Segment Open
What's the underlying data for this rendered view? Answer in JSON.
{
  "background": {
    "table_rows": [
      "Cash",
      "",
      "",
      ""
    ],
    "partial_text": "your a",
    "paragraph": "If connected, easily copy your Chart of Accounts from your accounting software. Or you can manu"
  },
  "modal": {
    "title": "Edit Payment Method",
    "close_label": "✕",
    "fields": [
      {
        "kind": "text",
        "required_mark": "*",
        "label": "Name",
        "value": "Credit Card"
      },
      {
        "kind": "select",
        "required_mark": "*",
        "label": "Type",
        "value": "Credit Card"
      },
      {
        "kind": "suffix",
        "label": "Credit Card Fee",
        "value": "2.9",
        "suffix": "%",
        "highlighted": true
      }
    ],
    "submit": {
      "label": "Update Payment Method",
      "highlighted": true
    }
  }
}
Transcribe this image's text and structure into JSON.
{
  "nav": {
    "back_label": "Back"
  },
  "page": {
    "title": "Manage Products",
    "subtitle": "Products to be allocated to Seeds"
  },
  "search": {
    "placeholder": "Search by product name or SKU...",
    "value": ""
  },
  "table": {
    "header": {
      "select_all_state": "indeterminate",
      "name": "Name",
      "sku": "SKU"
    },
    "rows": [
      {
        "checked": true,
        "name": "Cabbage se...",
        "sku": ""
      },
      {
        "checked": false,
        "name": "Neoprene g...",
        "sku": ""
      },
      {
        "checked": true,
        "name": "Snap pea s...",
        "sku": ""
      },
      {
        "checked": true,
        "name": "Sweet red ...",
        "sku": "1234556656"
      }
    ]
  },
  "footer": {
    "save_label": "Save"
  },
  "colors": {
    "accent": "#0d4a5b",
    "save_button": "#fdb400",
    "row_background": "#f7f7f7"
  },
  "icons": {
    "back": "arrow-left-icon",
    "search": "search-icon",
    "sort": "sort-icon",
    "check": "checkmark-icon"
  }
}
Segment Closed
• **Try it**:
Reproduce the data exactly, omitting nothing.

• **Solved exercise**:
What's the underlying data for this rendered view? Answer in JSON.
{
  "background": {
    "table_rows": [
      "Cash",
      "",
      "",
      ""
    ],
    "partial_text": "your a",
    "paragraph": "If connected, easily copy your Chart of Accounts from your accounting software. Or you can manu"
  },
  "modal": {
    "title": "Edit Payment Method",
    "close_label": "✕",
    "fields": [
      {
        "kind": "text",
        "required_mark": "*",
        "label": "Name",
        "value": "Credit Card"
      },
      {
        "kind": "select",
        "required_mark": "*",
        "label": "Type",
        "value": "Credit Card"
      },
      {
        "kind": "suffix",
        "label": "Credit Card Fee",
        "value": "2.9",
        "suffix": "%",
        "highlighted": true
      }
    ],
    "submit": {
      "label": "Update Payment Method",
      "highlighted": true
    }
  }
}
Transcribe this image's text and structure into JSON.
{
  "nav": {
    "back_label": "Back"
  },
  "page": {
    "title": "Manage Products",
    "subtitle": "Products to be allocated to Seeds"
  },
  "search": {
    "placeholder": "Search by product name or SKU...",
    "value": ""
  },
  "table": {
    "header": {
      "select_all_state": "indeterminate",
      "name": "Name",
      "sku": "SKU"
    },
    "rows": [
      {
        "checked": true,
        "name": "Cabbage se...",
        "sku": ""
      },
      {
        "checked": false,
        "name": "Neoprene g...",
        "sku": ""
      },
      {
        "checked": true,
        "name": "Snap pea s...",
        "sku": ""
      },
      {
        "checked": true,
        "name": "Sweet red ...",
        "sku": "1234556656"
      }
    ]
  },
  "footer": {
    "save_label": "Save"
  },
  "colors": {
    "accent": "#0d4a5b",
    "save_button": "#fdb400",
    "row_background": "#f7f7f7"
  },
  "icons": {
    "back": "arrow-left-icon",
    "search": "search-icon",
    "sort": "sort-icon",
    "check": "checkmark-icon"
  }
}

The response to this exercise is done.